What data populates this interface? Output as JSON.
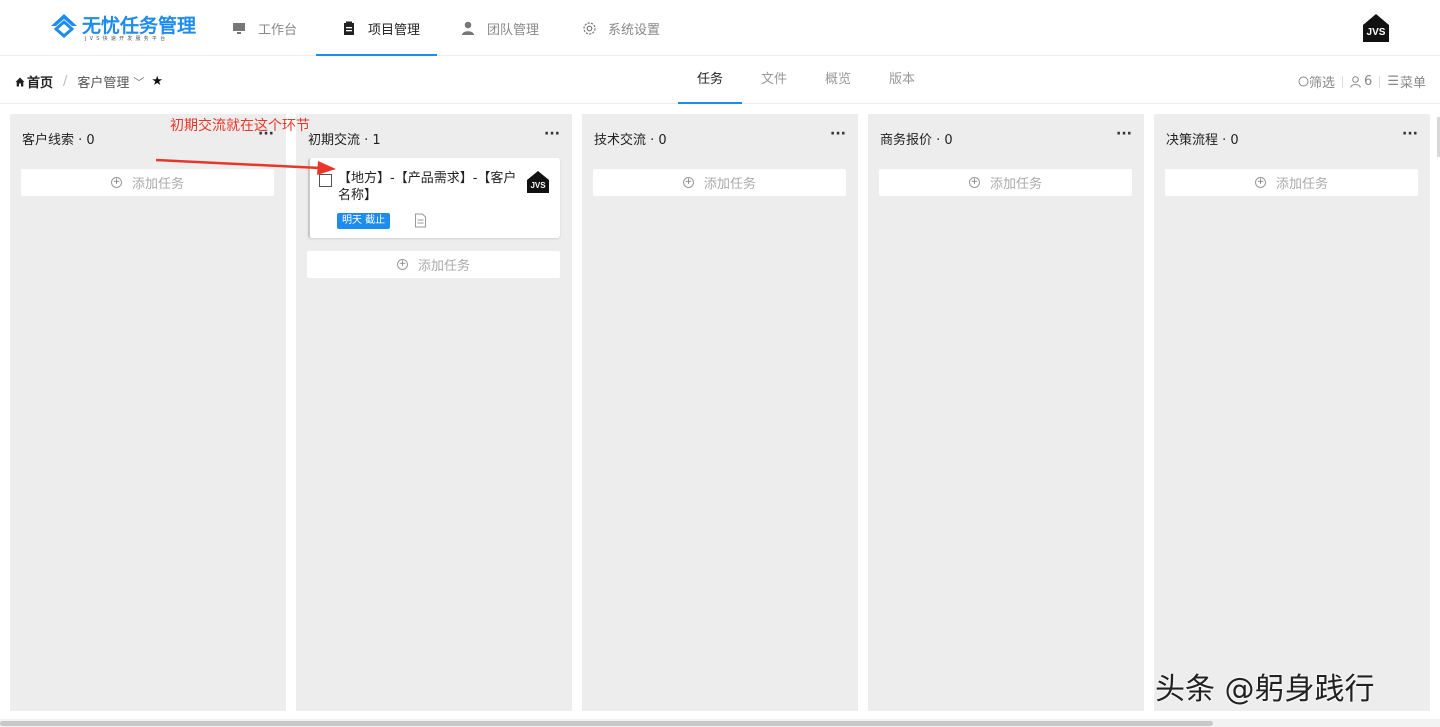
{
  "app": {
    "logo_name": "无忧任务管理",
    "logo_sub": "JVS快速开发服务平台",
    "avatar_text": "JVS"
  },
  "nav": [
    {
      "label": "工作台",
      "icon": "monitor-icon",
      "active": false
    },
    {
      "label": "项目管理",
      "icon": "clipboard-icon",
      "active": true
    },
    {
      "label": "团队管理",
      "icon": "user-icon",
      "active": false
    },
    {
      "label": "系统设置",
      "icon": "gear-icon",
      "active": false
    }
  ],
  "breadcrumb": {
    "home": "首页",
    "separator": "/",
    "current": "客户管理"
  },
  "tabs": [
    {
      "label": "任务",
      "active": true
    },
    {
      "label": "文件",
      "active": false
    },
    {
      "label": "概览",
      "active": false
    },
    {
      "label": "版本",
      "active": false
    }
  ],
  "tools": {
    "filter": "筛选",
    "members": "6",
    "menu": "菜单"
  },
  "columns": [
    {
      "title": "客户线索 · 0",
      "add_label": "添加任务"
    },
    {
      "title": "初期交流 · 1",
      "add_label": "添加任务",
      "card": {
        "title": "【地方】-【产品需求】-【客户名称】",
        "due": "明天 截止",
        "assignee": "JVS"
      }
    },
    {
      "title": "技术交流 · 0",
      "add_label": "添加任务"
    },
    {
      "title": "商务报价 · 0",
      "add_label": "添加任务"
    },
    {
      "title": "决策流程 · 0",
      "add_label": "添加任务"
    }
  ],
  "annotation": "初期交流就在这个环节",
  "watermark": "头条 @躬身践行",
  "colors": {
    "accent": "#1e8cef",
    "annotation": "#e8362a",
    "column_bg": "#ededed"
  }
}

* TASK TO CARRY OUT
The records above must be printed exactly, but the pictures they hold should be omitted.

* TASK RESPONSE
What data populates this interface? Output as JSON.
{
  "app": {
    "logo_name": "无忧任务管理",
    "logo_sub": "JVS快速开发服务平台",
    "avatar_text": "JVS"
  },
  "nav": [
    {
      "label": "工作台",
      "icon": "monitor-icon",
      "active": false
    },
    {
      "label": "项目管理",
      "icon": "clipboard-icon",
      "active": true
    },
    {
      "label": "团队管理",
      "icon": "user-icon",
      "active": false
    },
    {
      "label": "系统设置",
      "icon": "gear-icon",
      "active": false
    }
  ],
  "breadcrumb": {
    "home": "首页",
    "separator": "/",
    "current": "客户管理"
  },
  "tabs": [
    {
      "label": "任务",
      "active": true
    },
    {
      "label": "文件",
      "active": false
    },
    {
      "label": "概览",
      "active": false
    },
    {
      "label": "版本",
      "active": false
    }
  ],
  "tools": {
    "filter": "筛选",
    "members": "6",
    "menu": "菜单"
  },
  "columns": [
    {
      "title": "客户线索 · 0",
      "add_label": "添加任务"
    },
    {
      "title": "初期交流 · 1",
      "add_label": "添加任务",
      "card": {
        "title": "【地方】-【产品需求】-【客户名称】",
        "due": "明天 截止",
        "assignee": "JVS"
      }
    },
    {
      "title": "技术交流 · 0",
      "add_label": "添加任务"
    },
    {
      "title": "商务报价 · 0",
      "add_label": "添加任务"
    },
    {
      "title": "决策流程 · 0",
      "add_label": "添加任务"
    }
  ],
  "annotation": "初期交流就在这个环节",
  "watermark": "头条 @躬身践行",
  "colors": {
    "accent": "#1e8cef",
    "annotation": "#e8362a",
    "column_bg": "#ededed"
  }
}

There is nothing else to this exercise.